What you need to do:
I need each line of the entries below that includes the string "into".

#### Dataset ####

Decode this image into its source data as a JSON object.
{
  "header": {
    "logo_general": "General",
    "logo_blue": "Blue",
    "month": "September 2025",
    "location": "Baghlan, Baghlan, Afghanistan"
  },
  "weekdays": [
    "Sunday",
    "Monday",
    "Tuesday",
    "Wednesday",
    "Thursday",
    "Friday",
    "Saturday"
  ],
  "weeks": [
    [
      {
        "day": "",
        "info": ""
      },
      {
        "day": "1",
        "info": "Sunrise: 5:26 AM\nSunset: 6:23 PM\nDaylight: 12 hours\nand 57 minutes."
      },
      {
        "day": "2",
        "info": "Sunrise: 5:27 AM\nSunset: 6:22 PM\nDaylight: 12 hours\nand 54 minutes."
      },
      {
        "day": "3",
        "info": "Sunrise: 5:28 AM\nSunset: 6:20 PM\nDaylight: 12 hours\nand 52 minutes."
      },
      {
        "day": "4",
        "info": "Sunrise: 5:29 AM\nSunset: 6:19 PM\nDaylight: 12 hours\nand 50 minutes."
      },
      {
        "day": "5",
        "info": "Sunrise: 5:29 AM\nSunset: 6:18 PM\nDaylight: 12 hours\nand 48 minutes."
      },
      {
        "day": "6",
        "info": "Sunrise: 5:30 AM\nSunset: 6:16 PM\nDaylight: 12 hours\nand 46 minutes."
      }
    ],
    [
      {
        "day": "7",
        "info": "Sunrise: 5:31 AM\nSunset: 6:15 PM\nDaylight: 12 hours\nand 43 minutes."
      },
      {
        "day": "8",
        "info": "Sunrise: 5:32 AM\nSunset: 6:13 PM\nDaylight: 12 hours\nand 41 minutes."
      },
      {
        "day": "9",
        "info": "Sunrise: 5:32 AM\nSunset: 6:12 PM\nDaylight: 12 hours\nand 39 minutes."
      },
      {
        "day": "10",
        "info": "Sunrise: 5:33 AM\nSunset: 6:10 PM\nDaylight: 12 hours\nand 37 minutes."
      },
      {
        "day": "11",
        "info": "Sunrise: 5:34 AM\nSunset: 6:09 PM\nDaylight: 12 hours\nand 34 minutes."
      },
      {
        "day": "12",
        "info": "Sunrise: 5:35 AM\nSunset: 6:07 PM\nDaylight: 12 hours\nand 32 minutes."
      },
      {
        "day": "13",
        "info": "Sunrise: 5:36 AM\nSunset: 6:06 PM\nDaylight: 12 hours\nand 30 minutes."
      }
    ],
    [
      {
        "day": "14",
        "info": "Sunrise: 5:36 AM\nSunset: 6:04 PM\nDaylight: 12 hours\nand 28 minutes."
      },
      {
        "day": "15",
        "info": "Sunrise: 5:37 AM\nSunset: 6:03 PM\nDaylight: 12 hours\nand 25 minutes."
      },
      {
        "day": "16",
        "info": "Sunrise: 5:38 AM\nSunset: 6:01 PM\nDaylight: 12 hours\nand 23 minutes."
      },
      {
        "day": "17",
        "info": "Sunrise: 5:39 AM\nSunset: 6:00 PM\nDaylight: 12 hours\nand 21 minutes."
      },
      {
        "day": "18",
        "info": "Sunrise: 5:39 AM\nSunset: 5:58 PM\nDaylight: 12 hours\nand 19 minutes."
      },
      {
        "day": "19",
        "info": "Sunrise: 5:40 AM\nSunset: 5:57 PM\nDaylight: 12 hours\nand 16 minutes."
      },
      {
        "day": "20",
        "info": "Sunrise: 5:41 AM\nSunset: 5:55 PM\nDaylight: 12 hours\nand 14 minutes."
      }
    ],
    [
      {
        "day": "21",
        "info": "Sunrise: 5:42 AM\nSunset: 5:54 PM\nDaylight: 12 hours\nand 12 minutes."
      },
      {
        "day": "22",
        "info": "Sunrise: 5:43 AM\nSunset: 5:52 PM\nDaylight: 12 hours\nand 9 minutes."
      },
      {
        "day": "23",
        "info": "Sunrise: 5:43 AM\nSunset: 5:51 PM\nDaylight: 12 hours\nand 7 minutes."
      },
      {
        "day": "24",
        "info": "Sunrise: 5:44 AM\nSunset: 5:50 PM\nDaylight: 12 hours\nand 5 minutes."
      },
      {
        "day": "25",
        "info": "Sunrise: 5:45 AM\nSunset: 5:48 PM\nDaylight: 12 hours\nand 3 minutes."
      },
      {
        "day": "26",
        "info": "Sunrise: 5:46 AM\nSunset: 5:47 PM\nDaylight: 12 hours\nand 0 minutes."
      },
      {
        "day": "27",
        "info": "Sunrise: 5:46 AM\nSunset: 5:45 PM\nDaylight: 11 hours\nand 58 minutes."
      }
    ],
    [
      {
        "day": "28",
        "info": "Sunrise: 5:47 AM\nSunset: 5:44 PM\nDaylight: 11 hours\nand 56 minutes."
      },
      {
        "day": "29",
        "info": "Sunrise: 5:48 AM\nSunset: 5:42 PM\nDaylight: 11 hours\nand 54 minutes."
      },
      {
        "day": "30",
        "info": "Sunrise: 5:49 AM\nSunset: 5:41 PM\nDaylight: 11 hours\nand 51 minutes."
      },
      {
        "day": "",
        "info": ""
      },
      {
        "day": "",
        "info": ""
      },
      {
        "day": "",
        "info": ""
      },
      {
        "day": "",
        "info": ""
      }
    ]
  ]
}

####
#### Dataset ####

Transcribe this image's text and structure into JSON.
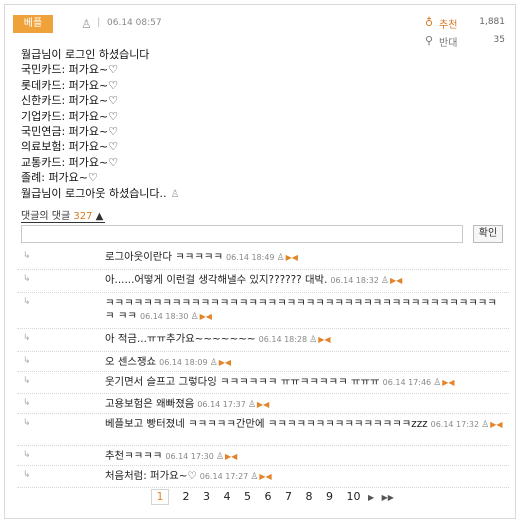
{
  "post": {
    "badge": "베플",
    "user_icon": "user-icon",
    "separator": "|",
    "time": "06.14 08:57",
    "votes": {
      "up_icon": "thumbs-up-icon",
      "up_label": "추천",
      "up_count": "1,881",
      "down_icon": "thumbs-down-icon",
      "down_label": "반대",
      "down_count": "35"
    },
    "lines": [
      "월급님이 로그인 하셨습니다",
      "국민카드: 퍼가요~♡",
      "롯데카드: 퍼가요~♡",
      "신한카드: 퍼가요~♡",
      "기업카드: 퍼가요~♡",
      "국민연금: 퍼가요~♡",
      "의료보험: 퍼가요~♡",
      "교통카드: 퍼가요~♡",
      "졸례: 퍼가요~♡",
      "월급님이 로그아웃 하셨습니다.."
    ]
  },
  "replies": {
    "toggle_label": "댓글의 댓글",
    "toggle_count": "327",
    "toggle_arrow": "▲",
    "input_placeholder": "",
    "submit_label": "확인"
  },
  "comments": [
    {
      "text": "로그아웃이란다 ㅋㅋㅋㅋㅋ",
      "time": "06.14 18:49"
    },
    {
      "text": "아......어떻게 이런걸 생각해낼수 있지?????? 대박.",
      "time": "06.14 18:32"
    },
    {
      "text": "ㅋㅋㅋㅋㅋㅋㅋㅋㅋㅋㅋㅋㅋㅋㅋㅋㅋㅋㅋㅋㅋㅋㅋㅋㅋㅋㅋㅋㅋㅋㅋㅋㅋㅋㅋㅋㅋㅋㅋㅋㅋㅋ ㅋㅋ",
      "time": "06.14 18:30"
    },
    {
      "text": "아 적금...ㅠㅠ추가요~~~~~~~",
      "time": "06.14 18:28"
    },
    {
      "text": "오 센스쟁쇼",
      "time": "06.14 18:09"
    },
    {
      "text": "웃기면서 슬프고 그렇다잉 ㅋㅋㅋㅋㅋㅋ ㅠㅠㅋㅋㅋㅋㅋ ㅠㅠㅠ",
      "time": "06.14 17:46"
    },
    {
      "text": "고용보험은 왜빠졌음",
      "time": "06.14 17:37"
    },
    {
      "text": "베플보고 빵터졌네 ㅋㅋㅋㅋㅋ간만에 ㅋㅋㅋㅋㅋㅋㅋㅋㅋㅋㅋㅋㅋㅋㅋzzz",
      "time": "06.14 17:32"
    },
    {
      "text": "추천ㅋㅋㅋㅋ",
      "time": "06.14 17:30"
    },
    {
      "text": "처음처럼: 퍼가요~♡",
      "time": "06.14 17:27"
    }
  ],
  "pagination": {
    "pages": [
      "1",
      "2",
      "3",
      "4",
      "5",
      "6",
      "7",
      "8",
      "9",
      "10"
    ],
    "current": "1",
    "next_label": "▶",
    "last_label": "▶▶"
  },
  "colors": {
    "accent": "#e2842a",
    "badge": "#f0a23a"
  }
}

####

Exercise solution:
Decode this image into its source data as a JSON object.
Transcribe this image's text and structure into JSON.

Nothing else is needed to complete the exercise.